This is Elizabeth. She might seem about to peck your eyes out, but don't mistake her audacity for meanness. She just gets very serious about food. I can hardly open the back door without hearing her footsteps approaching. She refuses to miss out on a potential kitchen scrap, and when I dig in the garden, she hovers nearby waiting for some big, fat grub to surface. Elizabeth has a wide, fluffy bottom that reminds me of a plump older woman from the 1800s who hikes up her skirt and petticoats when she comes running. I can't help but smile when I see Elizabeth. And nearly every day she lays an egg; what a gift.

Last week, I mixed up some pancake batter and marveled at how a few of Elizabeth’s eggs can tint the batter orange. I don't talk much to my kids about factory farming as I'm not out to turn them into militant animal activists or anything, but this time I couldn't help myself. “Did you know that most of the eggs from the grocery store come from chickens kept in little metal cages?” Finley asked why — not so much a “curious” why as a “that's the stupidest thing I ever heard” why.

It is ridiculous to think that man can substitute for or improve on nature, but we try all the time, and it frequently comes back to bite us in the hind end. Thousands of chickens cooped up in big buildings receive a diet considered nutritionally adequate, and the sickly, yellow yolks of their eggs tell me something is missing. Chemical fertilizers designed to revolutionize farming cannot synthetically replicate all the nutrients and material packed in a pile of chicken poo, and now most of America's farmland has been transformed into depleted and lifeless dirt. Shelves of processed food might save us from hunger, but it has led to heart disease, obesity, and a myriad of other health problems in this country. All because man exploits nature instead of cultivating and caring for it. But I digress.

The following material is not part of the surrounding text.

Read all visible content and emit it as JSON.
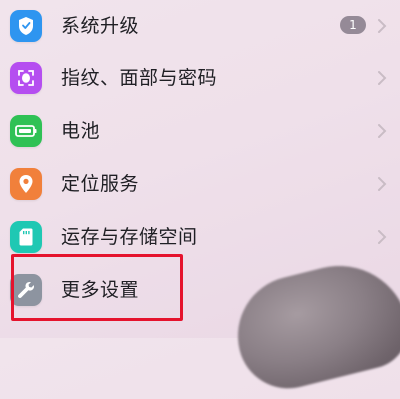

Elizabeth was a long time coming. I grew up the daughter of a gardener and helped can tomatoes annually. After high school, I worked in a nursery, rescuing reject plants, putting them wherever I could find a spare patch of soil. Wherever I moved I planted, leaving a trail of perennials and flowering shrubs in my wake. When my husband and I purchased a half-acre lot in Nashville, I surrounded the home with flowerbeds while a sizable kitchen garden grew out back. Still, it didn't seem enough. I began to fantasize about owning land out in the country where I could have that dairy cow I had obsessed about since high school, where I could plant a massive garden and orchard and let the kids run free. I began to talk about my desire for a farm with my husband and began weighing the consequences. One night, I sobbed out my main reservation: “I don't know the first thing about chickens!”

So I started reading all sorts of books. Barnyard in Your Backyard started teaching me what I didn't know about animals. I picked up M.G. Kain's Five Acres and Independence: a Practical Guide to the Selection and Management of the Small Farm for other obvious reasons. I stumbled upon Scott Chaskey's This Common Ground: Seasons on an Organic Farm and Louis Bromfield's Pleasant Valley. These books related helpful information, but also personal experience and insight. They held something that stirred my soul: stories of people who loved and cared deeply for creation, people who wanted to work with nature rather than in spite of it.

Raised in a church that had a habit of focusing on the end times, the unspoken message was that the earth was disposable, something to be used until destroyed in the end. I think many Christians still have this mentality, but the earth is a gift to us, a gift I believe we should not exploit but cultivate and keep, as Genesis 2:15 says. Notably, those words “cultivate” and “keep” can also be translated “serve” and “protect.”

Here’s the thing. When we serve and care for something properly, the returns are so much more than we could have imagined; the gift multiplies. I harvest a ridiculous amount of healthy veggies from a well-cared-for garden and nutrition-packed eggs from Elizabeth. I take great joy in sharing the bounty with others. And as I learn more about the nature of God's creation, I find myself learning more about the nature of God Himself, drawn into a closer relationship with Him. But it doesn't stop there. I could never have imagined how much joy a chicken could bring. Who knew how much I would love watching Elizabeth's wattles flap?

Wendy Knight lives with her husband and three kids on 10 acres they purchased a year ago. They call their place "The Funny Farm" and are working toward a more self-sustained existence. Wendy is incredibly grateful and humbled by this chance to raise her kids and grow older out in the country, just a little bit closer to nature. Her hope is that as her son watches the tulips unfold in the morning's sunlight, and as her daughters collect eggs from the coop, they will come to appreciate the beauty and provision that God has given — His creation. And, just maybe, they will enjoy seeing those fluffy chicken bottoms as much as she does.

Five Poems

The Measure of Meaning: a Pilgrimage to Port Royal, Kentucky